● Prompt
From the first line to the last, print the records exactly, leaving out the pictures.

(Interface dataset entries)

- - -

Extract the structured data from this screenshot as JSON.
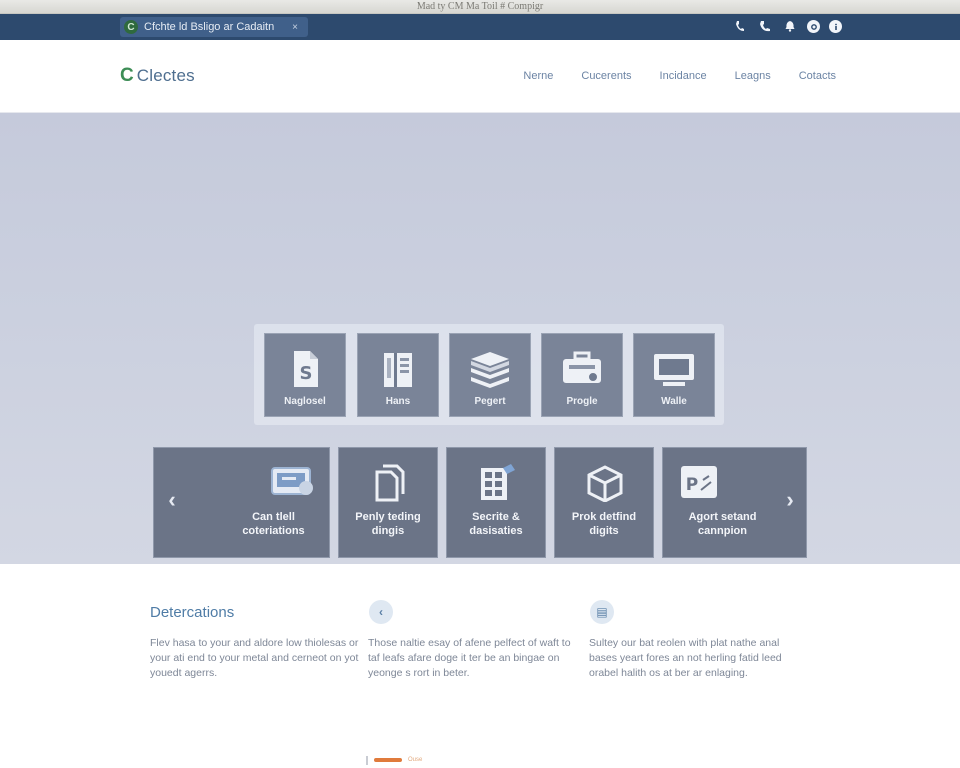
{
  "os_window": {
    "title": "Mad ty CM Ma Toil # Compigr"
  },
  "browser": {
    "tab": {
      "favicon": "C",
      "title": "Cfchte ld Bsligo ar Cadaitn",
      "close": "×"
    },
    "toolbar_icons": [
      "phone-icon",
      "call-icon",
      "bell-icon",
      "settings-icon",
      "info-icon"
    ]
  },
  "site": {
    "logo": {
      "mark": "C",
      "text": "Clectes"
    },
    "nav": [
      "Nerne",
      "Cucerents",
      "Incidance",
      "Leagns",
      "Cotacts"
    ]
  },
  "hero": {
    "tiles": [
      {
        "label": "Naglosel",
        "icon": "document-s-icon"
      },
      {
        "label": "Hans",
        "icon": "book-icon"
      },
      {
        "label": "Pegert",
        "icon": "stack-icon"
      },
      {
        "label": "Progle",
        "icon": "briefcase-icon"
      },
      {
        "label": "Walle",
        "icon": "monitor-icon"
      }
    ],
    "cards": [
      {
        "label": "Can tlell coteriations",
        "icon": "id-card-icon"
      },
      {
        "label": "Penly teding dingis",
        "icon": "files-icon"
      },
      {
        "label": "Secrite & dasisaties",
        "icon": "calculator-icon"
      },
      {
        "label": "Prok detfind digits",
        "icon": "box-icon"
      },
      {
        "label": "Agort setand cannpion",
        "icon": "presentation-icon"
      }
    ],
    "prev_arrow": "‹",
    "next_arrow": "›"
  },
  "features": {
    "title": "Detercations",
    "columns": [
      {
        "icon": "",
        "text": "Flev hasa to your and aldore low thiolesas or your ati end to your metal and cerneot on yot youedt agerrs."
      },
      {
        "icon": "‹",
        "text": "Those naltie esay of afene pelfect of waft to taf leafs afare doge it ter be an bingae on yeonge s rort in beter."
      },
      {
        "icon": "▤",
        "text": "Sultey our bat reolen with plat nathe anal bases yeart fores an not herling fatid leed orabel halith os at ber ar enlaging."
      }
    ]
  },
  "footer": {
    "text": "Ouse"
  },
  "colors": {
    "browser_bar": "#2d4a6e",
    "hero_bg": "#c5cadb",
    "tile_bg": "#7a8498",
    "card_bg": "#6b7487",
    "accent_green": "#3d8d56",
    "link_blue": "#6c84a4",
    "footer_orange": "#e07b3c"
  }
}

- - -

● Output of the task
Extract the structured data from this screenshot as JSON.
{
  "os_window": {
    "title": "Mad ty CM Ma Toil # Compigr"
  },
  "browser": {
    "tab": {
      "favicon": "C",
      "title": "Cfchte ld Bsligo ar Cadaitn",
      "close": "×"
    },
    "toolbar_icons": [
      "phone-icon",
      "call-icon",
      "bell-icon",
      "settings-icon",
      "info-icon"
    ]
  },
  "site": {
    "logo": {
      "mark": "C",
      "text": "Clectes"
    },
    "nav": [
      "Nerne",
      "Cucerents",
      "Incidance",
      "Leagns",
      "Cotacts"
    ]
  },
  "hero": {
    "tiles": [
      {
        "label": "Naglosel",
        "icon": "document-s-icon"
      },
      {
        "label": "Hans",
        "icon": "book-icon"
      },
      {
        "label": "Pegert",
        "icon": "stack-icon"
      },
      {
        "label": "Progle",
        "icon": "briefcase-icon"
      },
      {
        "label": "Walle",
        "icon": "monitor-icon"
      }
    ],
    "cards": [
      {
        "label": "Can tlell coteriations",
        "icon": "id-card-icon"
      },
      {
        "label": "Penly teding dingis",
        "icon": "files-icon"
      },
      {
        "label": "Secrite & dasisaties",
        "icon": "calculator-icon"
      },
      {
        "label": "Prok detfind digits",
        "icon": "box-icon"
      },
      {
        "label": "Agort setand cannpion",
        "icon": "presentation-icon"
      }
    ],
    "prev_arrow": "‹",
    "next_arrow": "›"
  },
  "features": {
    "title": "Detercations",
    "columns": [
      {
        "icon": "",
        "text": "Flev hasa to your and aldore low thiolesas or your ati end to your metal and cerneot on yot youedt agerrs."
      },
      {
        "icon": "‹",
        "text": "Those naltie esay of afene pelfect of waft to taf leafs afare doge it ter be an bingae on yeonge s rort in beter."
      },
      {
        "icon": "▤",
        "text": "Sultey our bat reolen with plat nathe anal bases yeart fores an not herling fatid leed orabel halith os at ber ar enlaging."
      }
    ]
  },
  "footer": {
    "text": "Ouse"
  },
  "colors": {
    "browser_bar": "#2d4a6e",
    "hero_bg": "#c5cadb",
    "tile_bg": "#7a8498",
    "card_bg": "#6b7487",
    "accent_green": "#3d8d56",
    "link_blue": "#6c84a4",
    "footer_orange": "#e07b3c"
  }
}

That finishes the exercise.